If you are seriously doubting you drs diagnosis, remember that you do have the right to seek a second opinion, and its often a very wise thing to do, doctors are usually right, but they are also human and do sometimes make errors.
Copied and pasted from the excellent psych education website by Dr. Phelps . . .
Anxiety can be a symptom of bipolar disorder. This was recognized by the fellow who originally described bipolar disorder as such, Dr. Emil Kraepelin, back in 1921. He described "anxious mania", and also "excited depression", which included a "great restlessness". He specifically named anxiety as one of the components of this illness. All that requires saying, because "anxiety" is not generally regarded as a bipolar symptom. Yet it clearly is, as summarized in an excellent summary by Freeman, Freeman and McElroy.
There are basically two ways you can have anxiety with bipolar disorder. First, it can be a symptom of the bipolar disorder itself. Secondly, you can have a separate anxiety condition in addition to bipolar disorder. In medical lingo, that is called a "co-morbid" condition (in case you run across that term). It means both conditions are present, and thus implies that anxiety is a separate condition, not coming from the bipolar disorder itself.
These two ways of looking at anxiety have substantial implications. If the symptoms are coming from bipolar disorder itself, then they should get better when the bipolar disorder gets better. But if they are coming from a separate condition, they could persist even when the bipolar disorder improves.

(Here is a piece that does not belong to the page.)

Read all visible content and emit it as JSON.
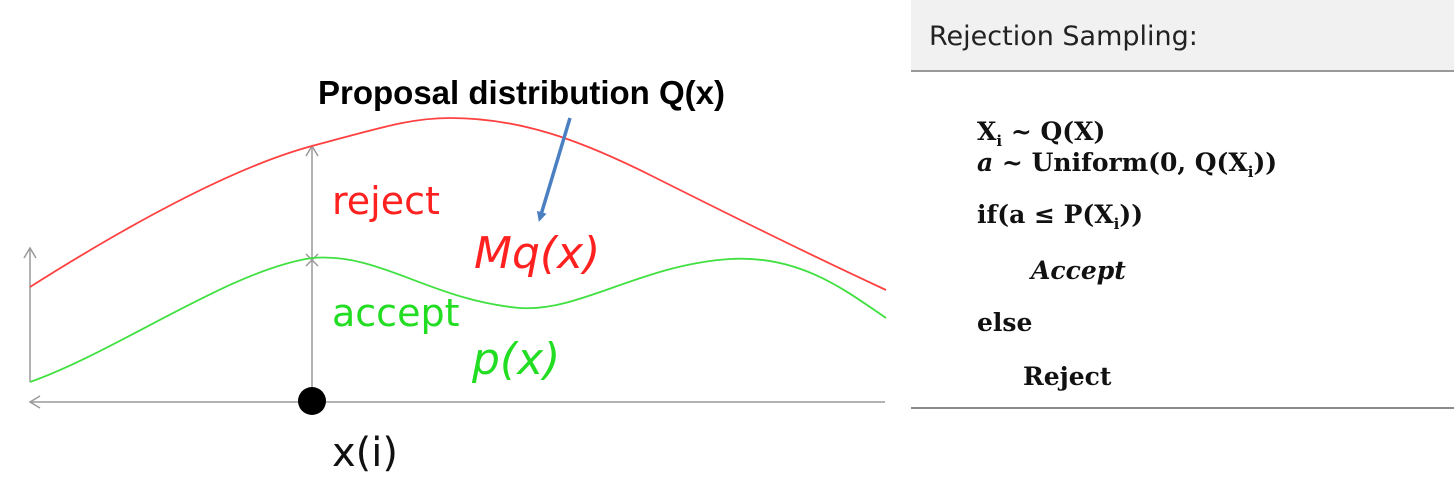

If your anxiety is really a separate condition, it's going to require a separate treatment. And that really complicates things, because very often the recommended treatment for the anxiety condition could be an antidepressant medication -- and antidepressant medications can make bipolar disorder worse!